Has selling pens, paper clips, and ink cartridges really gone down the toilet that much that the leading office supplies retailer risks muddling its brand with appliances and condiments?
Sure, thinking outside the box can lead to new paradigms in business. Think of search king Google buying the Android platform and becoming the leading smartphone operating system. Or Netflix moving from simple content delivery to content creation.
Yet while there are any number of companies that have successfully escaped the strictures of their core competencies, there are many more that have become textbook cases for how to ruin a brand by doing so. Famed money manager Peter Lynch even had a word for it: deworsification, or when a company moves so far afield from its original business that management's time, effort, and money are diverted from the things that actually drive real revenue and profit growth, and the company as a whole suffers.
Some notable recent examples include Cisco buying the maker of the Flip digital camera, Yahoo!'s venture with Skype, Barnes & Noble's foray into becoming a tech company with its Nook, and Google's investment in just about everything else it develops. The company throws a lot of stuff at the wall, but we tend to celebrate what sticks and forget all the failures.
Staples may yet become one of the latest poster children for straying from your core strengths.
At some level, you can make the leap that these items are an extension of its break-room supplies, the one area that's been sustaining it in recent periods -- but I think patio furniture, barbecue grills, and coolers are a real stretch.
Last quarter, North American store sales fell 3.5% as same-store sales dropped 2% from the year-ago period, but it would have been worse had not break-room supplies sales helped offset the drop-off. They're what helped push its commercial business almost 2% higher.
The office supply industry is undergoing a serious retrenchment during the prolonged recession. Rivals Office Depot and OfficeMax are in the process of merging, which will help reduce a lot of the redundancies present in the sector, and Staples itself has closed almost 100 stores over the past year. Yet in today's global economic environment, there are simply still too many stores to profitably support all the players. So Staples trying to find a niche to exploit to play to its strengths -- in this case its break-room supplies -- is a good one, only the execution seems flawed.

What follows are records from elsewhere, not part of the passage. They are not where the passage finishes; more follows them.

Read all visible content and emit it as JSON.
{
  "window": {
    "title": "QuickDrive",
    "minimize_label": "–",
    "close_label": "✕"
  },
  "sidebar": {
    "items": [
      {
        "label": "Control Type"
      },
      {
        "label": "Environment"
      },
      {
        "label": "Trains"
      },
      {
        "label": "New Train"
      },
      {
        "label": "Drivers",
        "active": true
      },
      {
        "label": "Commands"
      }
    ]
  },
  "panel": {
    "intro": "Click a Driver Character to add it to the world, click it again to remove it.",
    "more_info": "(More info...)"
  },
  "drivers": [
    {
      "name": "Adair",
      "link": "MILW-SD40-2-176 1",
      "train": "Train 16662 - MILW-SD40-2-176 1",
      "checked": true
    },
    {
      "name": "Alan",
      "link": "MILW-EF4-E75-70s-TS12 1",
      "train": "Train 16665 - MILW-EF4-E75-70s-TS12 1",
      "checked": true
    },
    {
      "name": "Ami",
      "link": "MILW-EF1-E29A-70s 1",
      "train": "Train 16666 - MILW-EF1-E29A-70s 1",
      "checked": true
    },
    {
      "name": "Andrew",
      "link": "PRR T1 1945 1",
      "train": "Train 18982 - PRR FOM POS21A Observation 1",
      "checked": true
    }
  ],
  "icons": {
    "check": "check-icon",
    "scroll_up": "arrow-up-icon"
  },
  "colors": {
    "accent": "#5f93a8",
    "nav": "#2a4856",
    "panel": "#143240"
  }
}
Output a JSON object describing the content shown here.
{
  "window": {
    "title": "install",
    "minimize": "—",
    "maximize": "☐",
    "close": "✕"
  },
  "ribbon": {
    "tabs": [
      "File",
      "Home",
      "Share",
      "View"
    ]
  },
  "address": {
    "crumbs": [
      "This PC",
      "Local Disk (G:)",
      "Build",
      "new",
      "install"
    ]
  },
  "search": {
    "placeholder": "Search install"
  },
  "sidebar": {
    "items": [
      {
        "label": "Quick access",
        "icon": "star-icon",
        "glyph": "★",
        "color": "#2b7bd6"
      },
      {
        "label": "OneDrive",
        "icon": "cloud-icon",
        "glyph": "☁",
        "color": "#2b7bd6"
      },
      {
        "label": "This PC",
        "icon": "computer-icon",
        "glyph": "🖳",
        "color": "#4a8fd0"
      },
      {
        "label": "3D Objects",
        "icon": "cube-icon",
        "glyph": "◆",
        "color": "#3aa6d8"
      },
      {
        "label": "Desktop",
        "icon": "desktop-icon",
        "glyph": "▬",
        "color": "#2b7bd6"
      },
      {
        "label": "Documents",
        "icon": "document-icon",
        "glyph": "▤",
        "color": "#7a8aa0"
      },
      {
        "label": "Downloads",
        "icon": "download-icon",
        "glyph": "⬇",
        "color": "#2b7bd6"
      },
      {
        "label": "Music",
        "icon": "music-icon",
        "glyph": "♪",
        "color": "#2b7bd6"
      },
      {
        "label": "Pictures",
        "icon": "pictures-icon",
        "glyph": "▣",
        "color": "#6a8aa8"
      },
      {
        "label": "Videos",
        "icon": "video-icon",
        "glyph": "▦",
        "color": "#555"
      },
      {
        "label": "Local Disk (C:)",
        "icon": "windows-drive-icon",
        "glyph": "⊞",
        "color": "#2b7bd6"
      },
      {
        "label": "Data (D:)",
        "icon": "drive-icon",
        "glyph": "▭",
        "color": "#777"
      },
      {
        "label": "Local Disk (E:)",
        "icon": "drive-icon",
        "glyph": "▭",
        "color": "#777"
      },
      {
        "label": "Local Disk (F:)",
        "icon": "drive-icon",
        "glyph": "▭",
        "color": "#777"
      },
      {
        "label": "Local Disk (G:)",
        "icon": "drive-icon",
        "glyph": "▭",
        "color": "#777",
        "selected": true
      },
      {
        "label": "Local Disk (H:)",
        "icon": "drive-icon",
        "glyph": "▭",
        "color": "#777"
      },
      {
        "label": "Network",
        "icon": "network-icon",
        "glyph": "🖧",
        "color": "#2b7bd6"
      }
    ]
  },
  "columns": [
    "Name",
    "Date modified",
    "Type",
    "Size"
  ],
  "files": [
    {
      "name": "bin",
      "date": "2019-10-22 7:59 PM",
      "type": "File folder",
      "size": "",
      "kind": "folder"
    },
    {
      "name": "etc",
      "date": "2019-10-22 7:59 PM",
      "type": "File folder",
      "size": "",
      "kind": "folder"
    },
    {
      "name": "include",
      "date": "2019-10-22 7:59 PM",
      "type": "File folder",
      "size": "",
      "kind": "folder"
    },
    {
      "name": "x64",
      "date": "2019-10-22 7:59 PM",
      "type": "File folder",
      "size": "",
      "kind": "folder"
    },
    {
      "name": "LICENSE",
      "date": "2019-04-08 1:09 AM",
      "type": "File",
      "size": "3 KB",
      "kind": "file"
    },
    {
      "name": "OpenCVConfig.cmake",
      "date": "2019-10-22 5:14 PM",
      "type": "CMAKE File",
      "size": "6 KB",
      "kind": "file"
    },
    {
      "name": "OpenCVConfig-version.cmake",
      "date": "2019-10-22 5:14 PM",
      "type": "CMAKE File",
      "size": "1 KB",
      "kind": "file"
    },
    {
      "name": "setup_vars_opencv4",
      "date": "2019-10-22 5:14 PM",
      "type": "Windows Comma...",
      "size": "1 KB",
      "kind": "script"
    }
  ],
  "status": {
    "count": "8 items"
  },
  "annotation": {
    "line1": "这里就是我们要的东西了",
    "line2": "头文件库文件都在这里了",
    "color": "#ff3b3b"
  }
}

Perhaps this will just be a test run to see how it plays out without too much of an impact, but I expect we'll see a writedown of inventory at some point related to all this summer picnic fare that investors won't find themselves celebrating.
Reed Hastings has defied conventional wisdom throughout his career, and Netflix's move into not only streaming content but original programming is an example of getting outside of one's comfort zone. With the television landscape changing quickly, new entrants like Netflix and Amazon.com are poised to disrupt traditional networks. The Motley Fool's new free report "Who Will Own the Future of Television?" details the risks and opportunities in TV. Click here to read the full report!